If you are trying to figure out what the “dc/dx” stuff is, it is how derivatives are expressed in calculus. dc/dx is the total of comments, and dt/dx is the total of TrackBacks.

Damn, that’s what I thought. It actually made my heart rate climb 20% (just finished Calc 1 for pre-med reqs, having forgotten everything I learned in high school), although I would have thought it would have been dc/dx and dx/dt (or something…it’s all blurry again.)

There are several ways to do it… I am quite biased to “x prime” which is shown as x’ and y’, but they didn’t look so hot. Normally you’d probably have the x on top (dx/dt), but depending on the way you set things up you can have it like I do.

I think it looks better with the c/t on top as that’s what everyone wants to know (number of comments/trackbacks).

I hate to be picky – and heaven knows, my own calculus is badly corroded – but I’m not at all convinced by your pseudomaths. dc/dx would denote, traditionally, ‘the rate of change of c with respect to x.’ It’s not clear to me what ‘x’ is, here.

If you’re looking to sum comments, shouldn’t you be doing something like ‘integral (blog entry) dc’? Except, that’s a slightly weird concept, in that it only really makes sense if people are commenting on subunits of the entry – otherwise, it’s just ‘the number of comments.’

Or maybe you really are interested in the first derivative of comments, looking at the rate of change of comments over time (dc/dt). Take the second derivative (d2c/dt2) and you could tell when interest in an entry is about to peak, since you’d spot the reversal in the rate of commenting.

Er… I’m taking this too seriously again, aren’t I? People have told me about that…

Damn, that’s what I thought. It actually made my heart rate climb 20% (just finished Calc 1 for pre-med reqs, having forgotten everything I learned in high school), although I would have thought it would have been dc/dx and dx/dt (or something…it’s all blurry again.)

There are several ways to do it… I am quite biased to “x prime” which is shown as x’ and y’, but they didn’t look so hot. Normally you’d probably have the x on top (dx/dt), but depending on the way you set things up you can have it like I do.

I think it looks better with the c/t on top as that’s what everyone wants to know (number of comments/trackbacks).

I hate to be picky – and heaven knows, my own calculus is badly corroded – but I’m not at all convinced by your pseudomaths. dc/dx would denote, traditionally, ‘the rate of change of c with respect to x.’ It’s not clear to me what ‘x’ is, here.

If you’re looking to sum comments, shouldn’t you be doing something like ‘integral (blog entry) dc’? Except, that’s a slightly weird concept, in that it only really makes sense if people are commenting on subunits of the entry – otherwise, it’s just ‘the number of comments.’

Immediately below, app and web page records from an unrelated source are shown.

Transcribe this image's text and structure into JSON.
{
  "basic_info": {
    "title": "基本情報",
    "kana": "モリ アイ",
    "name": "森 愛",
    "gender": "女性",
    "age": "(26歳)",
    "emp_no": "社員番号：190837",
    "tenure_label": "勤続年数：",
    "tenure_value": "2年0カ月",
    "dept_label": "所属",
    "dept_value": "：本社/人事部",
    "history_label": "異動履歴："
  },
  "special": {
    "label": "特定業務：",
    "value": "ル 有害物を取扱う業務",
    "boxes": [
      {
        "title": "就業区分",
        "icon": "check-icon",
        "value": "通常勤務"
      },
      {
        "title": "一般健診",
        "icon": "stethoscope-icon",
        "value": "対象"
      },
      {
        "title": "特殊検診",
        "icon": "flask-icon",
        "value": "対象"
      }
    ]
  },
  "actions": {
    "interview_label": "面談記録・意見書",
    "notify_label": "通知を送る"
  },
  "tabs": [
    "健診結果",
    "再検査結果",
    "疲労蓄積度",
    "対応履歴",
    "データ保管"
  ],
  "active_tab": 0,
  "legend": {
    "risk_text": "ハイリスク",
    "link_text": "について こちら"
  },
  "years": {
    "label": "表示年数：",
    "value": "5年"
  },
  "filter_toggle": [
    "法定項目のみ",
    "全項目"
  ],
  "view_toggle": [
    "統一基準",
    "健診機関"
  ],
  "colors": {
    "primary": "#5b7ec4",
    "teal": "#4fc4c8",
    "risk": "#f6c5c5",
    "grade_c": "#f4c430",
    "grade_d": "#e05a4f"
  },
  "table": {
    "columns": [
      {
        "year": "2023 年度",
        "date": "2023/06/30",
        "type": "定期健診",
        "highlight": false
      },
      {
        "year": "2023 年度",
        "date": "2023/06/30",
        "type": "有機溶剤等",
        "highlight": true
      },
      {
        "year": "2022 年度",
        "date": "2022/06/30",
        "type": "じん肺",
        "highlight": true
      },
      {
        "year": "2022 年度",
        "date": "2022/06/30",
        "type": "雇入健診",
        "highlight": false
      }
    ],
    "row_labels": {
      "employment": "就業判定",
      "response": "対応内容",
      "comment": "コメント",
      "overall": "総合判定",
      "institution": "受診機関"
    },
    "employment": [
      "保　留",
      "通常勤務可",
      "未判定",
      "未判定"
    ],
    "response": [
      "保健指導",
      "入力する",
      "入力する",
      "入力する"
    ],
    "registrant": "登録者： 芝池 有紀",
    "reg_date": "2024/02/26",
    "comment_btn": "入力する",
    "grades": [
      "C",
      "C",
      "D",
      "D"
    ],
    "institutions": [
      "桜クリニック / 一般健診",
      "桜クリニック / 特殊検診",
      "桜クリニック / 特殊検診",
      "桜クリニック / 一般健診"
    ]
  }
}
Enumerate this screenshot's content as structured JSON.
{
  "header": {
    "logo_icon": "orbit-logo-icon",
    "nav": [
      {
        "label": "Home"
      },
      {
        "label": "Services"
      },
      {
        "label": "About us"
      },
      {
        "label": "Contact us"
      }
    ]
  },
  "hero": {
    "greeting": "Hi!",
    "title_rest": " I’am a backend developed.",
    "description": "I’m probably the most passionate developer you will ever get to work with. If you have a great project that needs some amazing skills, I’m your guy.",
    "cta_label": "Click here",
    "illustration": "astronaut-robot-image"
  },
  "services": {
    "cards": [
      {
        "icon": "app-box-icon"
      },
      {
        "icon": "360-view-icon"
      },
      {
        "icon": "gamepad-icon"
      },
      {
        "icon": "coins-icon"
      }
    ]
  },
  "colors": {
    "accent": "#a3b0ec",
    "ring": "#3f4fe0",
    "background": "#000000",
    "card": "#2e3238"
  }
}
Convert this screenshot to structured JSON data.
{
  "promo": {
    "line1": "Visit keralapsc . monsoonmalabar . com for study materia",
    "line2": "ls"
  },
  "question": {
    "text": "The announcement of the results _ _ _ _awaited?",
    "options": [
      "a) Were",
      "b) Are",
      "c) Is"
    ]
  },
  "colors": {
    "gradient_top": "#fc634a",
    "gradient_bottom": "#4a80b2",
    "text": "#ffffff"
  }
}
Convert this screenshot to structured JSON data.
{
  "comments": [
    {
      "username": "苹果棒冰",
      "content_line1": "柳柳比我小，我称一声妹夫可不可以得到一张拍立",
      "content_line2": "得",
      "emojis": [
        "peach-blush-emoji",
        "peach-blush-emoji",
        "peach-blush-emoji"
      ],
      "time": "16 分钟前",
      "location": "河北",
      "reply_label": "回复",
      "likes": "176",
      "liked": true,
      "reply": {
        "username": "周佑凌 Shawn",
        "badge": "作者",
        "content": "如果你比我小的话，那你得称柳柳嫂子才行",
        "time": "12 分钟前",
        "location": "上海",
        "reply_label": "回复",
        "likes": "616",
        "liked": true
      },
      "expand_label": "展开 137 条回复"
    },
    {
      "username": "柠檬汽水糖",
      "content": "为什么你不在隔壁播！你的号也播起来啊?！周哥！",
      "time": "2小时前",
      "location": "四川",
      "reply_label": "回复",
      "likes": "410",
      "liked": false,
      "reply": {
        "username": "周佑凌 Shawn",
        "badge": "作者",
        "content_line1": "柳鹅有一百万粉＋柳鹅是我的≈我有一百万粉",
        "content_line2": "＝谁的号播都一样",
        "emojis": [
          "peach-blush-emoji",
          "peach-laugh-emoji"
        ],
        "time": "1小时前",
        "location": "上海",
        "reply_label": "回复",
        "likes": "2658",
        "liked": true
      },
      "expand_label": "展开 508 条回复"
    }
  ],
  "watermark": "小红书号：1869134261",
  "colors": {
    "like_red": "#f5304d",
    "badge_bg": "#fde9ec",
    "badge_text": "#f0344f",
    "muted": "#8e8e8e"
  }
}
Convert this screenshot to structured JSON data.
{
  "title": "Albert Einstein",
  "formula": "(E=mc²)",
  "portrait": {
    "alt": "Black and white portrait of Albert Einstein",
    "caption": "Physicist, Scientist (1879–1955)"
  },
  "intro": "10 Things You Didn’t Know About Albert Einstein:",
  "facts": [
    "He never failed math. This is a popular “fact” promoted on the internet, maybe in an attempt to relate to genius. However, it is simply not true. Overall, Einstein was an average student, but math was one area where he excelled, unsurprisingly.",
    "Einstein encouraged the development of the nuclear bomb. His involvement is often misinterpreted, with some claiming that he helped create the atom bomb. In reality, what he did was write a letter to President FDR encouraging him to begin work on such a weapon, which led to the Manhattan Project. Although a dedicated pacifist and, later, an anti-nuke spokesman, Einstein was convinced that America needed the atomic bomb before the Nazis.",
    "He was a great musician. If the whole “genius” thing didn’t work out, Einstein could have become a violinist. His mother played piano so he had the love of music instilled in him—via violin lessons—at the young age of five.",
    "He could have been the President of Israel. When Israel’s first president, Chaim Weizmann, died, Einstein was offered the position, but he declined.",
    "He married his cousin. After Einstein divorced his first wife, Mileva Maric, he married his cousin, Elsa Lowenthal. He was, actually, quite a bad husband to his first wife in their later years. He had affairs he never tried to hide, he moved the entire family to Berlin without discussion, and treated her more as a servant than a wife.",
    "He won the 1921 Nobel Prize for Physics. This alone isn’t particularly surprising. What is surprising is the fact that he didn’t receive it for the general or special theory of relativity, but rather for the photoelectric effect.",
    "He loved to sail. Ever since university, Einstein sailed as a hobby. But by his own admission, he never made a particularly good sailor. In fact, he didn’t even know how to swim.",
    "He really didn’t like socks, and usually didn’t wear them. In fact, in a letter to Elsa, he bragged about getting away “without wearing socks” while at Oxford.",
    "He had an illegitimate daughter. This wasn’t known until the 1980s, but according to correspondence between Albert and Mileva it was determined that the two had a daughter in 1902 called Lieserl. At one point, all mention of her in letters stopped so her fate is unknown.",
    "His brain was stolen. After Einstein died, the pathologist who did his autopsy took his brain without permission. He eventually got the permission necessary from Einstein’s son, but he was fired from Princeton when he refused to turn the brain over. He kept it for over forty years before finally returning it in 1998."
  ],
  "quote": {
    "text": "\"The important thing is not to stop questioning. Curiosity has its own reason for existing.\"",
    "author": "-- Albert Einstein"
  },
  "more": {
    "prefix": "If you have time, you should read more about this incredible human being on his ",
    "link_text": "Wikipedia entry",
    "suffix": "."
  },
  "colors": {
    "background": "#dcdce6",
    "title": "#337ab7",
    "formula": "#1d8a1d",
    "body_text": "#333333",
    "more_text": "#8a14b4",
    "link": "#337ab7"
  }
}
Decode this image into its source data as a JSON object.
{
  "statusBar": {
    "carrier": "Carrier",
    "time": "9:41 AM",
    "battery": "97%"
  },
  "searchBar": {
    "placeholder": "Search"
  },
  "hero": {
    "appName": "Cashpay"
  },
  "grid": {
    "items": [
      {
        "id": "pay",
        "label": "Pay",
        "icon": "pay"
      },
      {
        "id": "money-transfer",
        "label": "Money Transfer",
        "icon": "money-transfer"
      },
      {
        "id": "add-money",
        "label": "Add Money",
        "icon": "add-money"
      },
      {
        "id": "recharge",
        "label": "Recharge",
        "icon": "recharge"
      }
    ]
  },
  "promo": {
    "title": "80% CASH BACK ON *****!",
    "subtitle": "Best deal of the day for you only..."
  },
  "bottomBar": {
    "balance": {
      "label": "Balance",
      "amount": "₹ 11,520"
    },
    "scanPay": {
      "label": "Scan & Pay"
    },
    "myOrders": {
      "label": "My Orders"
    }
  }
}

Or maybe you really are interested in the first derivative of comments, looking at the rate of change of comments over time (dc/dt). Take the second derivative (d2c/dt2) and you could tell when interest in an entry is about to peak, since you’d spot the reversal in the rate of commenting.

Er… I’m taking this too seriously again, aren’t I? People have told me about that…